  • Glide avalanches more likely. Glide avalanches can occur at any time, so avoid travel beneath the yawning cracks. Classic glide avalanche terrain includes the smooth rocky slabs of places like Stairs Gulch and Broads Fork.
  • Large cornices are drooping and sagging, and more likely to break off. Avoid travel beneath them, and stay well back from the edges, as they break back much further than you would think.

It will be another day of clear skies and lots of sun, with ridge line temperatures warming into the mid-30s, and 8000’ temperatures back up around 50. The northwesterly winds will be strongest this morning, with averages decreasing to less than 20 mph later today. Hot temperatures again Friday and Saturday, with a cool down finally on Sunday as a cold front comes through.

general announcements

Remember your information can save lives. If you see anything we should know about, please participate in the creation of our own community avalanche advisory by submitting snow and avalanche conditions. You can also call us at 801-524-5304 or 800-662-4140, email by clicking HERE, or include #utavy in your tweet or Instagram.

If you trigger an avalanche in the backcountry - especially if you are adjacent to a ski area – please call the following teams to alert them to the slide and whether anyone is missing or not. Rescue teams can be exposed to significant hazard when responding to avalanches, and do not want to do so when unneeded. Thanks.

Salt Lake and Park City – Alta Central (801-742-2033), Canyons Resort Dispatch (435-615-3322)

Snowbasin Resort Dispatch (801-620-1017), Powder Mountain Dispatch (801-745-3772 x 123).

Sundance Dispatch (801-223-4150)

EMAIL ADVISORY We have switched to a new SLC email advisory system. If you would like to get the daily advisory by email, or if you have been getting the advisory by email since the beginning of the season and wish to continue, you will need to subscribe here.​  

DAWN PATROL Hotline updated daily by 5-530am - 888-999-4019 option 8.

Twitter Updates for your mobile phone - DETAILS

UDOT canyon closures:  LINK TO UDOT

Utah Avalanche Center mobile app - Get your advisory on your iPhone along with great navigation and rescue tools.uned.

Wasatch Powderbird Guides Blog/Itinerary for the Day.  

Lost or Found something in the backcountry? - http://nolofo.com/

Ski Utah mobile snow updates

Discount lift tickets are now available at Backcountry.com - Thanks to Ski Utah and the Utah Resorts.  All proceeds go towards paying for Utah Avalanche Center avalanche and mountain weather advisories.
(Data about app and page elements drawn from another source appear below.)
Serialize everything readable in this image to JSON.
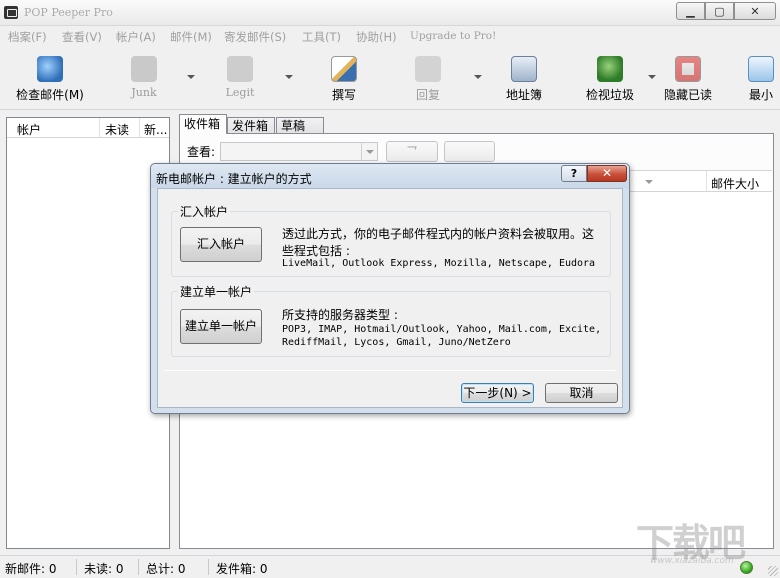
{
  "window": {
    "title": "POP Peeper Pro",
    "controls": {
      "minimize": "▁",
      "maximize": "▢",
      "close": "✕"
    }
  },
  "menu": [
    {
      "label": "档案(F)"
    },
    {
      "label": "查看(V)"
    },
    {
      "label": "帐户(A)"
    },
    {
      "label": "邮件(M)"
    },
    {
      "label": "寄发邮件(S)"
    },
    {
      "label": "工具(T)"
    },
    {
      "label": "协助(H)"
    },
    {
      "label": "Upgrade to Pro!"
    }
  ],
  "toolbar": [
    {
      "label": "检查邮件(M)",
      "icon": "check-mail-icon",
      "enabled": true
    },
    {
      "label": "Junk",
      "icon": "junk-thumb-down-icon",
      "enabled": false
    },
    {
      "label": "Legit",
      "icon": "legit-thumb-up-icon",
      "enabled": false
    },
    {
      "label": "撰写",
      "icon": "compose-icon",
      "enabled": true
    },
    {
      "label": "回复",
      "icon": "reply-icon",
      "enabled": false
    },
    {
      "label": "地址簿",
      "icon": "address-book-icon",
      "enabled": true
    },
    {
      "label": "检视垃圾",
      "icon": "view-junk-icon",
      "enabled": true
    },
    {
      "label": "隐藏已读",
      "icon": "hide-read-icon",
      "enabled": true
    },
    {
      "label": "最小",
      "icon": "minimize-icon",
      "enabled": true
    }
  ],
  "accounts_panel": {
    "columns": [
      "帐户",
      "未读",
      "新..."
    ]
  },
  "tabs": [
    "收件箱",
    "发件箱",
    "草稿"
  ],
  "view": {
    "label": "查看:",
    "value": ""
  },
  "mail_list": {
    "size_column": "邮件大小"
  },
  "dialog": {
    "title": "新电邮帐户 : 建立帐户的方式",
    "help": "?",
    "close": "✕",
    "import_group": {
      "title": "汇入帐户",
      "button": "汇入帐户",
      "desc_line1": "透过此方式，你的电子邮件程式内的帐户资料会被取用。这",
      "desc_line2": "些程式包括 :",
      "programs": "LiveMail, Outlook Express, Mozilla, Netscape, Eudora"
    },
    "single_group": {
      "title": "建立单一帐户",
      "button": "建立单一帐户",
      "desc": "所支持的服务器类型 :",
      "servers_line1": "POP3, IMAP, Hotmail/Outlook, Yahoo, Mail.com, Excite,",
      "servers_line2": "RediffMail, Lycos, Gmail, Juno/NetZero"
    },
    "next_button": "下一步(N) >",
    "cancel_button": "取消"
  },
  "statusbar": {
    "new_mail": "新邮件: 0",
    "unread": "未读: 0",
    "total": "总计: 0",
    "outbox": "发件箱: 0"
  },
  "watermark": {
    "text": "下载吧",
    "url": "www.xiazaiba.com"
  }
}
To those skinning uphill at resorts:  it is your responsibility to know the resort policy on uphill travel.  Some allow uphill travel and have guidelines, some don't. Contact the Ski Patrol at each resort for details. IMPORTANT: Before skinning at a resort under new snow conditions, check in with Ski Patrol.  Resorts can restrict or cut off access if incompatible with control and grooming operations.

Benefit the Utah Avalanche Center when you shop from Backcountry.com or REI:  Click this link for Backcountry.com or this link to REI, shop, and they will donate a percent of your purchase price to the UAC.  Both offer free shipping (with some conditions) so this costs you nothing!

Benefit the Utah Avalanche Center when you buy or sell on ebay - set the Utah Avalanche Center as a favorite non-profit in your ebay account here and click on ebay gives when you buy or sell.  You can choose to have your seller fees donated to the UAC, which doesn't cost you a penny.

This information does not apply to developed ski areas or highways where avalanche control is normally done.  This advisory is from the U.S.D.A. Forest Service, which is solely responsible for its content. This advisory describes general avalanche conditions and local variations always exist.